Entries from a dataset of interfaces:
- - -
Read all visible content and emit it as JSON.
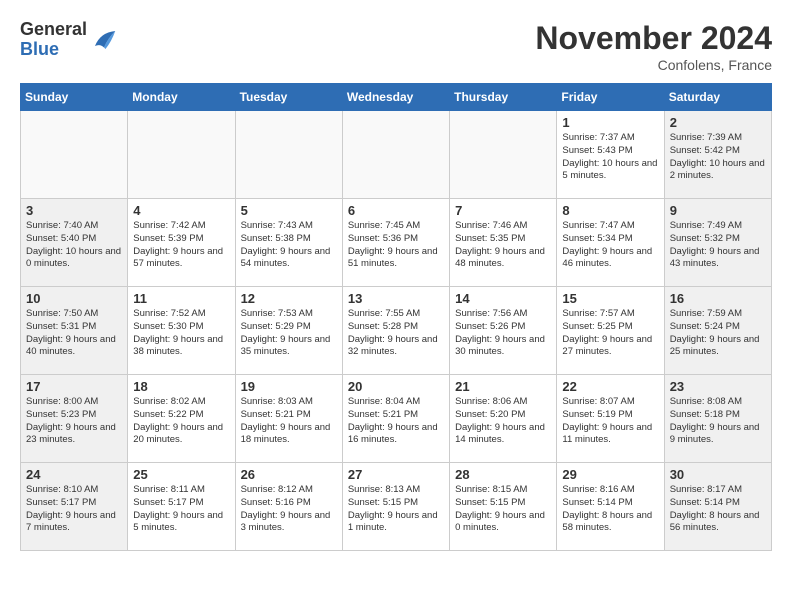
{
  "header": {
    "logo_general": "General",
    "logo_blue": "Blue",
    "month_title": "November 2024",
    "location": "Confolens, France"
  },
  "weekdays": [
    "Sunday",
    "Monday",
    "Tuesday",
    "Wednesday",
    "Thursday",
    "Friday",
    "Saturday"
  ],
  "weeks": [
    [
      {
        "day": "",
        "empty": true
      },
      {
        "day": "",
        "empty": true
      },
      {
        "day": "",
        "empty": true
      },
      {
        "day": "",
        "empty": true
      },
      {
        "day": "",
        "empty": true
      },
      {
        "day": "1",
        "sunrise": "Sunrise: 7:37 AM",
        "sunset": "Sunset: 5:43 PM",
        "daylight": "Daylight: 10 hours and 5 minutes."
      },
      {
        "day": "2",
        "sunrise": "Sunrise: 7:39 AM",
        "sunset": "Sunset: 5:42 PM",
        "daylight": "Daylight: 10 hours and 2 minutes.",
        "weekend": true
      }
    ],
    [
      {
        "day": "3",
        "sunrise": "Sunrise: 7:40 AM",
        "sunset": "Sunset: 5:40 PM",
        "daylight": "Daylight: 10 hours and 0 minutes.",
        "weekend": true
      },
      {
        "day": "4",
        "sunrise": "Sunrise: 7:42 AM",
        "sunset": "Sunset: 5:39 PM",
        "daylight": "Daylight: 9 hours and 57 minutes."
      },
      {
        "day": "5",
        "sunrise": "Sunrise: 7:43 AM",
        "sunset": "Sunset: 5:38 PM",
        "daylight": "Daylight: 9 hours and 54 minutes."
      },
      {
        "day": "6",
        "sunrise": "Sunrise: 7:45 AM",
        "sunset": "Sunset: 5:36 PM",
        "daylight": "Daylight: 9 hours and 51 minutes."
      },
      {
        "day": "7",
        "sunrise": "Sunrise: 7:46 AM",
        "sunset": "Sunset: 5:35 PM",
        "daylight": "Daylight: 9 hours and 48 minutes."
      },
      {
        "day": "8",
        "sunrise": "Sunrise: 7:47 AM",
        "sunset": "Sunset: 5:34 PM",
        "daylight": "Daylight: 9 hours and 46 minutes."
      },
      {
        "day": "9",
        "sunrise": "Sunrise: 7:49 AM",
        "sunset": "Sunset: 5:32 PM",
        "daylight": "Daylight: 9 hours and 43 minutes.",
        "weekend": true
      }
    ],
    [
      {
        "day": "10",
        "sunrise": "Sunrise: 7:50 AM",
        "sunset": "Sunset: 5:31 PM",
        "daylight": "Daylight: 9 hours and 40 minutes.",
        "weekend": true
      },
      {
        "day": "11",
        "sunrise": "Sunrise: 7:52 AM",
        "sunset": "Sunset: 5:30 PM",
        "daylight": "Daylight: 9 hours and 38 minutes."
      },
      {
        "day": "12",
        "sunrise": "Sunrise: 7:53 AM",
        "sunset": "Sunset: 5:29 PM",
        "daylight": "Daylight: 9 hours and 35 minutes."
      },
      {
        "day": "13",
        "sunrise": "Sunrise: 7:55 AM",
        "sunset": "Sunset: 5:28 PM",
        "daylight": "Daylight: 9 hours and 32 minutes."
      },
      {
        "day": "14",
        "sunrise": "Sunrise: 7:56 AM",
        "sunset": "Sunset: 5:26 PM",
        "daylight": "Daylight: 9 hours and 30 minutes."
      },
      {
        "day": "15",
        "sunrise": "Sunrise: 7:57 AM",
        "sunset": "Sunset: 5:25 PM",
        "daylight": "Daylight: 9 hours and 27 minutes."
      },
      {
        "day": "16",
        "sunrise": "Sunrise: 7:59 AM",
        "sunset": "Sunset: 5:24 PM",
        "daylight": "Daylight: 9 hours and 25 minutes.",
        "weekend": true
      }
    ],
    [
      {
        "day": "17",
        "sunrise": "Sunrise: 8:00 AM",
        "sunset": "Sunset: 5:23 PM",
        "daylight": "Daylight: 9 hours and 23 minutes.",
        "weekend": true
      },
      {
        "day": "18",
        "sunrise": "Sunrise: 8:02 AM",
        "sunset": "Sunset: 5:22 PM",
        "daylight": "Daylight: 9 hours and 20 minutes."
      },
      {
        "day": "19",
        "sunrise": "Sunrise: 8:03 AM",
        "sunset": "Sunset: 5:21 PM",
        "daylight": "Daylight: 9 hours and 18 minutes."
      },
      {
        "day": "20",
        "sunrise": "Sunrise: 8:04 AM",
        "sunset": "Sunset: 5:21 PM",
        "daylight": "Daylight: 9 hours and 16 minutes."
      },
      {
        "day": "21",
        "sunrise": "Sunrise: 8:06 AM",
        "sunset": "Sunset: 5:20 PM",
        "daylight": "Daylight: 9 hours and 14 minutes."
      },
      {
        "day": "22",
        "sunrise": "Sunrise: 8:07 AM",
        "sunset": "Sunset: 5:19 PM",
        "daylight": "Daylight: 9 hours and 11 minutes."
      },
      {
        "day": "23",
        "sunrise": "Sunrise: 8:08 AM",
        "sunset": "Sunset: 5:18 PM",
        "daylight": "Daylight: 9 hours and 9 minutes.",
        "weekend": true
      }
    ],
    [
      {
        "day": "24",
        "sunrise": "Sunrise: 8:10 AM",
        "sunset": "Sunset: 5:17 PM",
        "daylight": "Daylight: 9 hours and 7 minutes.",
        "weekend": true
      },
      {
        "day": "25",
        "sunrise": "Sunrise: 8:11 AM",
        "sunset": "Sunset: 5:17 PM",
        "daylight": "Daylight: 9 hours and 5 minutes."
      },
      {
        "day": "26",
        "sunrise": "Sunrise: 8:12 AM",
        "sunset": "Sunset: 5:16 PM",
        "daylight": "Daylight: 9 hours and 3 minutes."
      },
      {
        "day": "27",
        "sunrise": "Sunrise: 8:13 AM",
        "sunset": "Sunset: 5:15 PM",
        "daylight": "Daylight: 9 hours and 1 minute."
      },
      {
        "day": "28",
        "sunrise": "Sunrise: 8:15 AM",
        "sunset": "Sunset: 5:15 PM",
        "daylight": "Daylight: 9 hours and 0 minutes."
      },
      {
        "day": "29",
        "sunrise": "Sunrise: 8:16 AM",
        "sunset": "Sunset: 5:14 PM",
        "daylight": "Daylight: 8 hours and 58 minutes."
      },
      {
        "day": "30",
        "sunrise": "Sunrise: 8:17 AM",
        "sunset": "Sunset: 5:14 PM",
        "daylight": "Daylight: 8 hours and 56 minutes.",
        "weekend": true
      }
    ]
  ]
}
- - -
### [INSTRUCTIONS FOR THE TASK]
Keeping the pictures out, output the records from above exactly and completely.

### [WRITTEN REPLY]
Read all visible content and emit it as JSON.
{
  "header": {
    "logo_general": "General",
    "logo_blue": "Blue",
    "month_title": "November 2024",
    "location": "Confolens, France"
  },
  "weekdays": [
    "Sunday",
    "Monday",
    "Tuesday",
    "Wednesday",
    "Thursday",
    "Friday",
    "Saturday"
  ],
  "weeks": [
    [
      {
        "day": "",
        "empty": true
      },
      {
        "day": "",
        "empty": true
      },
      {
        "day": "",
        "empty": true
      },
      {
        "day": "",
        "empty": true
      },
      {
        "day": "",
        "empty": true
      },
      {
        "day": "1",
        "sunrise": "Sunrise: 7:37 AM",
        "sunset": "Sunset: 5:43 PM",
        "daylight": "Daylight: 10 hours and 5 minutes."
      },
      {
        "day": "2",
        "sunrise": "Sunrise: 7:39 AM",
        "sunset": "Sunset: 5:42 PM",
        "daylight": "Daylight: 10 hours and 2 minutes.",
        "weekend": true
      }
    ],
    [
      {
        "day": "3",
        "sunrise": "Sunrise: 7:40 AM",
        "sunset": "Sunset: 5:40 PM",
        "daylight": "Daylight: 10 hours and 0 minutes.",
        "weekend": true
      },
      {
        "day": "4",
        "sunrise": "Sunrise: 7:42 AM",
        "sunset": "Sunset: 5:39 PM",
        "daylight": "Daylight: 9 hours and 57 minutes."
      },
      {
        "day": "5",
        "sunrise": "Sunrise: 7:43 AM",
        "sunset": "Sunset: 5:38 PM",
        "daylight": "Daylight: 9 hours and 54 minutes."
      },
      {
        "day": "6",
        "sunrise": "Sunrise: 7:45 AM",
        "sunset": "Sunset: 5:36 PM",
        "daylight": "Daylight: 9 hours and 51 minutes."
      },
      {
        "day": "7",
        "sunrise": "Sunrise: 7:46 AM",
        "sunset": "Sunset: 5:35 PM",
        "daylight": "Daylight: 9 hours and 48 minutes."
      },
      {
        "day": "8",
        "sunrise": "Sunrise: 7:47 AM",
        "sunset": "Sunset: 5:34 PM",
        "daylight": "Daylight: 9 hours and 46 minutes."
      },
      {
        "day": "9",
        "sunrise": "Sunrise: 7:49 AM",
        "sunset": "Sunset: 5:32 PM",
        "daylight": "Daylight: 9 hours and 43 minutes.",
        "weekend": true
      }
    ],
    [
      {
        "day": "10",
        "sunrise": "Sunrise: 7:50 AM",
        "sunset": "Sunset: 5:31 PM",
        "daylight": "Daylight: 9 hours and 40 minutes.",
        "weekend": true
      },
      {
        "day": "11",
        "sunrise": "Sunrise: 7:52 AM",
        "sunset": "Sunset: 5:30 PM",
        "daylight": "Daylight: 9 hours and 38 minutes."
      },
      {
        "day": "12",
        "sunrise": "Sunrise: 7:53 AM",
        "sunset": "Sunset: 5:29 PM",
        "daylight": "Daylight: 9 hours and 35 minutes."
      },
      {
        "day": "13",
        "sunrise": "Sunrise: 7:55 AM",
        "sunset": "Sunset: 5:28 PM",
        "daylight": "Daylight: 9 hours and 32 minutes."
      },
      {
        "day": "14",
        "sunrise": "Sunrise: 7:56 AM",
        "sunset": "Sunset: 5:26 PM",
        "daylight": "Daylight: 9 hours and 30 minutes."
      },
      {
        "day": "15",
        "sunrise": "Sunrise: 7:57 AM",
        "sunset": "Sunset: 5:25 PM",
        "daylight": "Daylight: 9 hours and 27 minutes."
      },
      {
        "day": "16",
        "sunrise": "Sunrise: 7:59 AM",
        "sunset": "Sunset: 5:24 PM",
        "daylight": "Daylight: 9 hours and 25 minutes.",
        "weekend": true
      }
    ],
    [
      {
        "day": "17",
        "sunrise": "Sunrise: 8:00 AM",
        "sunset": "Sunset: 5:23 PM",
        "daylight": "Daylight: 9 hours and 23 minutes.",
        "weekend": true
      },
      {
        "day": "18",
        "sunrise": "Sunrise: 8:02 AM",
        "sunset": "Sunset: 5:22 PM",
        "daylight": "Daylight: 9 hours and 20 minutes."
      },
      {
        "day": "19",
        "sunrise": "Sunrise: 8:03 AM",
        "sunset": "Sunset: 5:21 PM",
        "daylight": "Daylight: 9 hours and 18 minutes."
      },
      {
        "day": "20",
        "sunrise": "Sunrise: 8:04 AM",
        "sunset": "Sunset: 5:21 PM",
        "daylight": "Daylight: 9 hours and 16 minutes."
      },
      {
        "day": "21",
        "sunrise": "Sunrise: 8:06 AM",
        "sunset": "Sunset: 5:20 PM",
        "daylight": "Daylight: 9 hours and 14 minutes."
      },
      {
        "day": "22",
        "sunrise": "Sunrise: 8:07 AM",
        "sunset": "Sunset: 5:19 PM",
        "daylight": "Daylight: 9 hours and 11 minutes."
      },
      {
        "day": "23",
        "sunrise": "Sunrise: 8:08 AM",
        "sunset": "Sunset: 5:18 PM",
        "daylight": "Daylight: 9 hours and 9 minutes.",
        "weekend": true
      }
    ],
    [
      {
        "day": "24",
        "sunrise": "Sunrise: 8:10 AM",
        "sunset": "Sunset: 5:17 PM",
        "daylight": "Daylight: 9 hours and 7 minutes.",
        "weekend": true
      },
      {
        "day": "25",
        "sunrise": "Sunrise: 8:11 AM",
        "sunset": "Sunset: 5:17 PM",
        "daylight": "Daylight: 9 hours and 5 minutes."
      },
      {
        "day": "26",
        "sunrise": "Sunrise: 8:12 AM",
        "sunset": "Sunset: 5:16 PM",
        "daylight": "Daylight: 9 hours and 3 minutes."
      },
      {
        "day": "27",
        "sunrise": "Sunrise: 8:13 AM",
        "sunset": "Sunset: 5:15 PM",
        "daylight": "Daylight: 9 hours and 1 minute."
      },
      {
        "day": "28",
        "sunrise": "Sunrise: 8:15 AM",
        "sunset": "Sunset: 5:15 PM",
        "daylight": "Daylight: 9 hours and 0 minutes."
      },
      {
        "day": "29",
        "sunrise": "Sunrise: 8:16 AM",
        "sunset": "Sunset: 5:14 PM",
        "daylight": "Daylight: 8 hours and 58 minutes."
      },
      {
        "day": "30",
        "sunrise": "Sunrise: 8:17 AM",
        "sunset": "Sunset: 5:14 PM",
        "daylight": "Daylight: 8 hours and 56 minutes.",
        "weekend": true
      }
    ]
  ]
}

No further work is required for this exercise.